We repeated this with the girls and almost gave up in frustration until one of them made a mistake. The rest followed into our trap. We selected our lambs and lifted them into the truck to join their brothers for a last joy ride. Sounds kind of awful, doesn’t it? The price of eating lamb. At least they had a happy-go-lucky 10 months on the farm.
The next week a buyer came down from Washington and bought the rest of our lambs. His business model was well thought out. He buys lambs and goats every winter in Oregon and Washington and rents them out for weed control. He has contracts with airports, municipalities, and power companies, all interested in using a more environmental way to control blackberries and invasive plants. I have heard this done for vineyards and Christmas tree farms wanting to go organic too. Graze the grass, fertilize as you go…and get paid for it. Not a bad plan.

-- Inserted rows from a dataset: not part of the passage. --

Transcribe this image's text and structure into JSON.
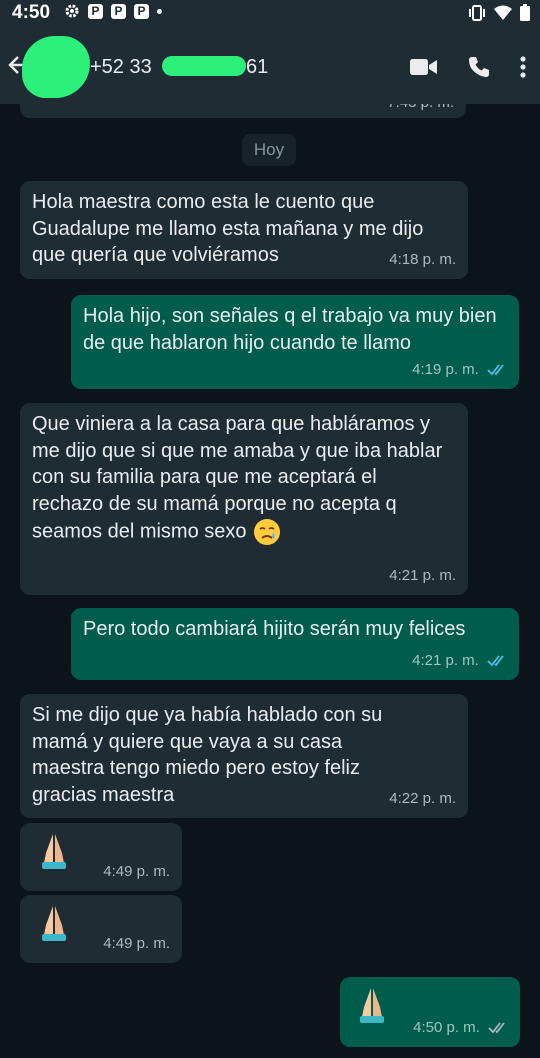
{
  "status": {
    "time": "4:50"
  },
  "header": {
    "contact_prefix": "+52 33",
    "contact_suffix": "61"
  },
  "chat": {
    "top_fragment_time": "7:43 p. m.",
    "date_chip": "Hoy",
    "messages": [
      {
        "dir": "in",
        "text": "Hola maestra como esta le cuento que Guadalupe me llamo esta mañana y me dijo que quería que volviéramos",
        "time": "4:18 p. m."
      },
      {
        "dir": "out",
        "text": "Hola hijo, son señales q el trabajo va muy bien de que hablaron hijo cuando te llamo",
        "time": "4:19 p. m."
      },
      {
        "dir": "in",
        "text": "Que viniera a la casa para que habláramos y me dijo que si que me amaba y que iba hablar con su familia para que me aceptará el rechazo de su mamá porque no acepta q seamos del mismo sexo",
        "emoji": "crying-face-emoji",
        "time": "4:21 p. m."
      },
      {
        "dir": "out",
        "text": "Pero todo cambiará hijito serán muy felices",
        "time": "4:21 p. m."
      },
      {
        "dir": "in",
        "text": "Si me dijo que ya había hablado con su mamá y quiere que vaya a su casa maestra tengo miedo pero estoy feliz gracias maestra",
        "time": "4:22 p. m."
      },
      {
        "dir": "in",
        "emoji": "folded-hands-emoji",
        "time": "4:49 p. m."
      },
      {
        "dir": "in",
        "emoji": "folded-hands-emoji",
        "time": "4:49 p. m."
      },
      {
        "dir": "out",
        "emoji": "folded-hands-emoji",
        "time": "4:50 p. m."
      }
    ]
  },
  "colors": {
    "header_bg": "#1f2c34",
    "chat_bg": "#0b141a",
    "incoming_bubble": "#1f2c34",
    "outgoing_bubble": "#005c4b",
    "read_ticks": "#53bdeb",
    "redaction": "#2cf07a"
  }
}
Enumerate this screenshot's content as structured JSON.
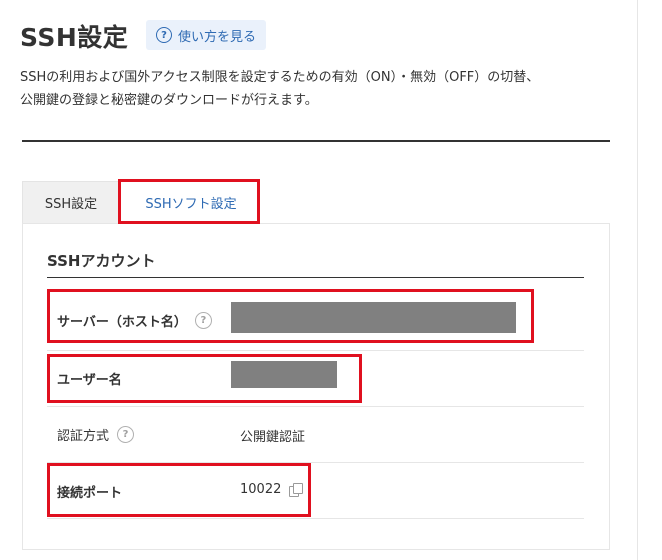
{
  "header": {
    "title": "SSH設定",
    "help_label": "使い方を見る",
    "description_line1": "SSHの利用および国外アクセス制限を設定するための有効（ON）・無効（OFF）の切替、",
    "description_line2": "公開鍵の登録と秘密鍵のダウンロードが行えます。"
  },
  "tabs": [
    {
      "label": "SSH設定",
      "active": true
    },
    {
      "label": "SSHソフト設定",
      "active": false
    }
  ],
  "account": {
    "section_title": "SSHアカウント",
    "rows": [
      {
        "label": "サーバー（ホスト名）",
        "value": "",
        "masked": true
      },
      {
        "label": "ユーザー名",
        "value": "",
        "masked": true
      },
      {
        "label": "認証方式",
        "value": "公開鍵認証"
      },
      {
        "label": "接続ポート",
        "value": "10022"
      }
    ]
  },
  "colors": {
    "accent": "#2e6ab3",
    "highlight": "#e0101f",
    "mask": "#808080"
  }
}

At the end of a season, the lambs and kids that are now fattened up get sent to slaughter. The older sheep and goats, if they are good grazers, and not adept at leaving the premises, get to stay around for another year. The short story? I was pleased our lambs would have a little longer on this earth and maybe some even for the length of their natural life. At least, that’s what the guy said. Check out his site: www.goattrimmers.com
Getting the lambs coordinated to load in his truck, though, took some strategy, cajoling, and the old dog. If we had waited, we could have used the guy’s trained herding dog, but I wanted to have the lambs ready in the barn. We yelled. We shrieked. We waved our arms (this is starting to sound like some of my other blogs). We yelled at each other. The sheep looked at us as if we had lost our minds. Then they lost theirs and scampered into the stalls.
As if this wasn’t enough sheep duty for one time, we decided we had become deft(er) at herding. Why not just catch all the ewes and worm them while we smelled bad? Then we could cross sheep duties off the list for awhile. Luckily many of our girls are ruled by their stomachs and an open door into the barn is an open invitation. Selecting them out of the crowd for tube worming is the actual work-out, but Annie and I alternated back and forth until the group was finished.
The flock is now reduced and the hay is all but gone in the barn. Next job is to buy a couple tons of first and second cut from our neighbor, load it on a trailer, and pack it into our hayloft. For this, we will hire some of the teenage talent up the road. No use breaking our backs on dried grass tied up with string.
Photos: (top) guest’s daughter making herding look easy (I have used this photo before in another blog but it transforms the act of chasing sheep into something so idyllic I just couldn’t resist!), (bottom) this is how you drench worm a sheep.
All Rights Reserved. Copyright 2010 Scottie Jones